Entrepreneur Andrew YangAndrew YangEvelyn Yang pens children's book on sexual abuse, reveals she was sexually assaulted as a child Yang pitches plan to revive Broadway, live performances in New York Yang returns to campaign trail following kidney stone MORE drew 2 percent. The rest of the White House contenders running in the Democratic primary polled at 1 percent or less.

Thirteen percent said they were unsure. 

The survey comes a week after 12 Democratic contenders took the debate stage for the fourth Democratic primary debate, where Warren leaned into her new front-runner status and fended off attacks from rivals.

Centrist candidates, including South Bend, Ind., Mayor Pete Buttigieg (D) and Sen. Amy KlobucharAmy KlobucharLobbying world New small business coalition to urge action on antitrust policy Bottom line MORE (D-Minn.), accused the progressive heavyweight of not being transparent with voters about her plan’s cost, specifically over whether it would include tax hikes on the middle class.

Though Warren largely dodged questions about her plan’s cost during the debate, Warren said over the weekend that she would soon release a proposal detailing how she would pay for her main health care plan.

Medicare for All has emerged as a leading point of contention among White House hopefuls.

While the progressive wing of the party has doubled down on its support, more moderate candidates have increasingly gone on the attack.

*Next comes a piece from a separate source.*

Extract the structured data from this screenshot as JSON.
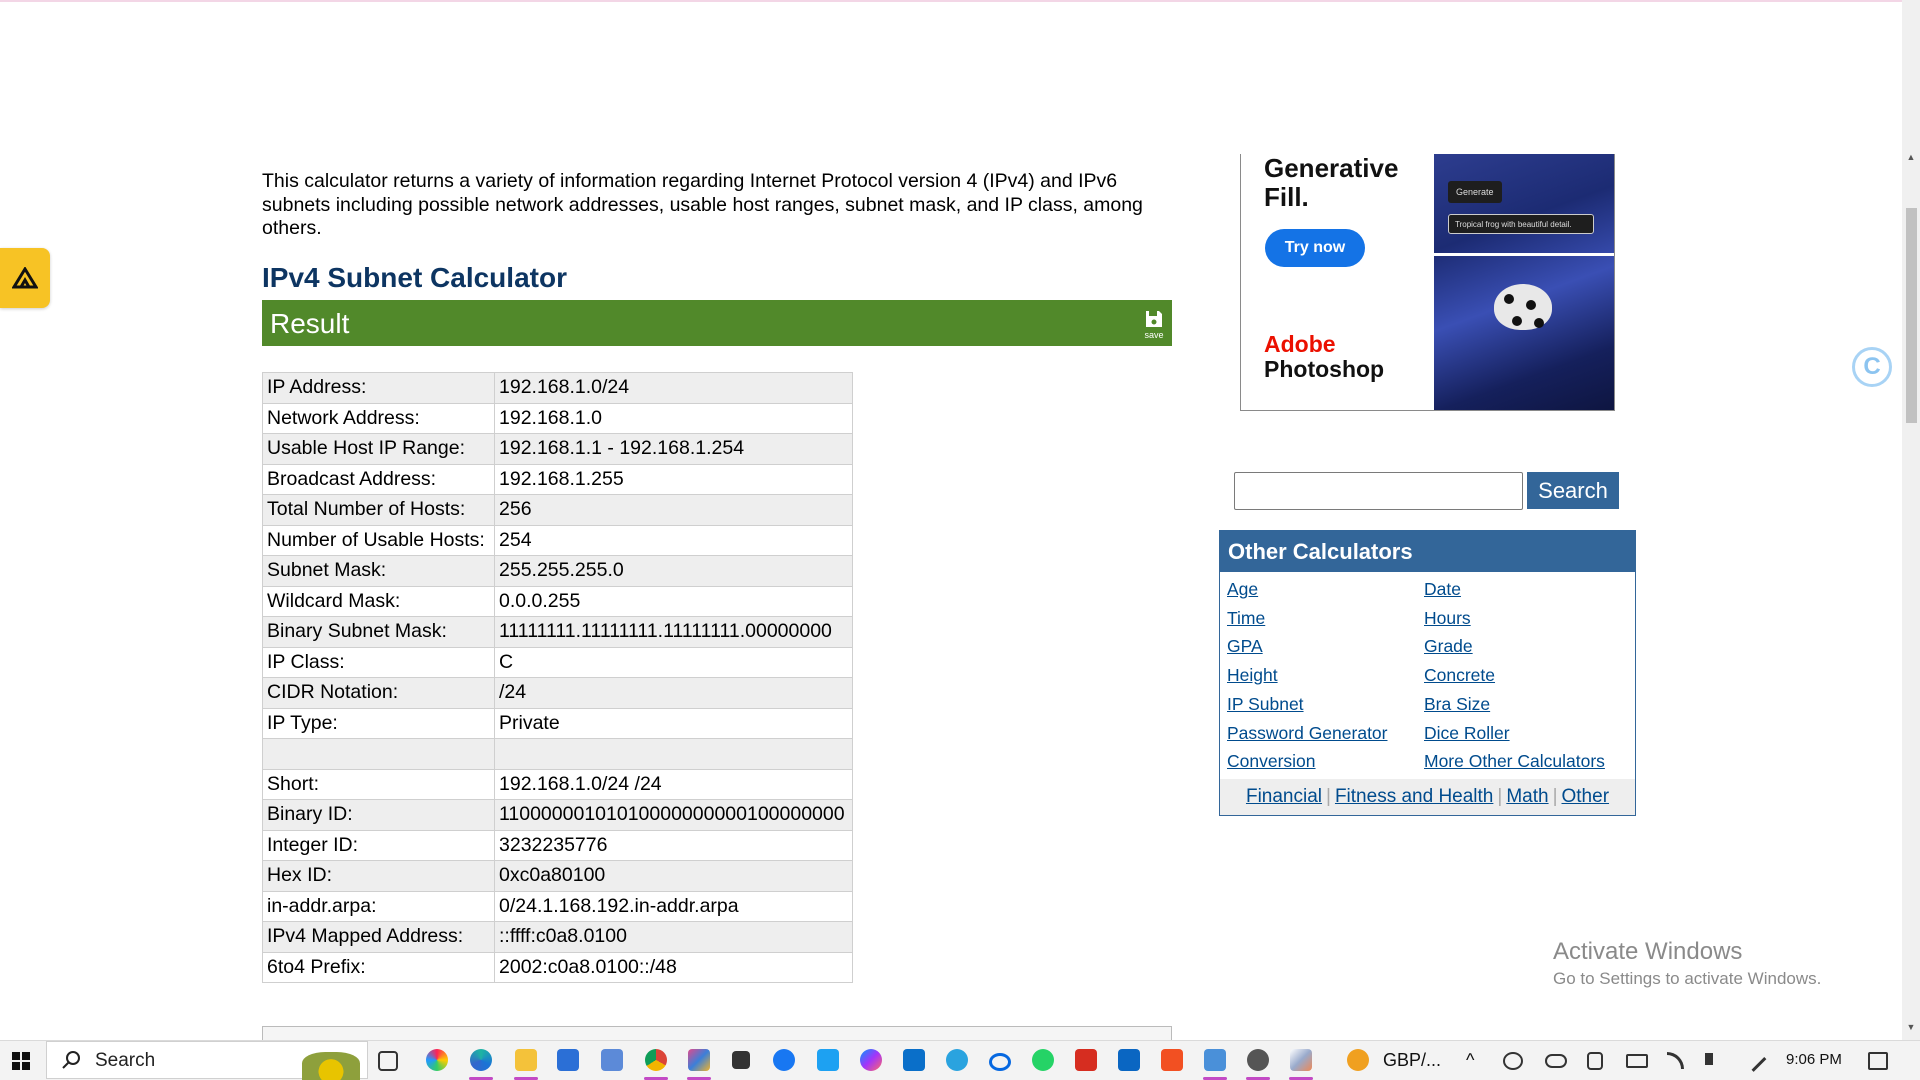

The Hill-HarrisX poll surveyed 1,0001 registered voters between Oct. 21 and Oct. 22. The margin of error is plus or minus 3.1 percentage points.

—Tess Bonn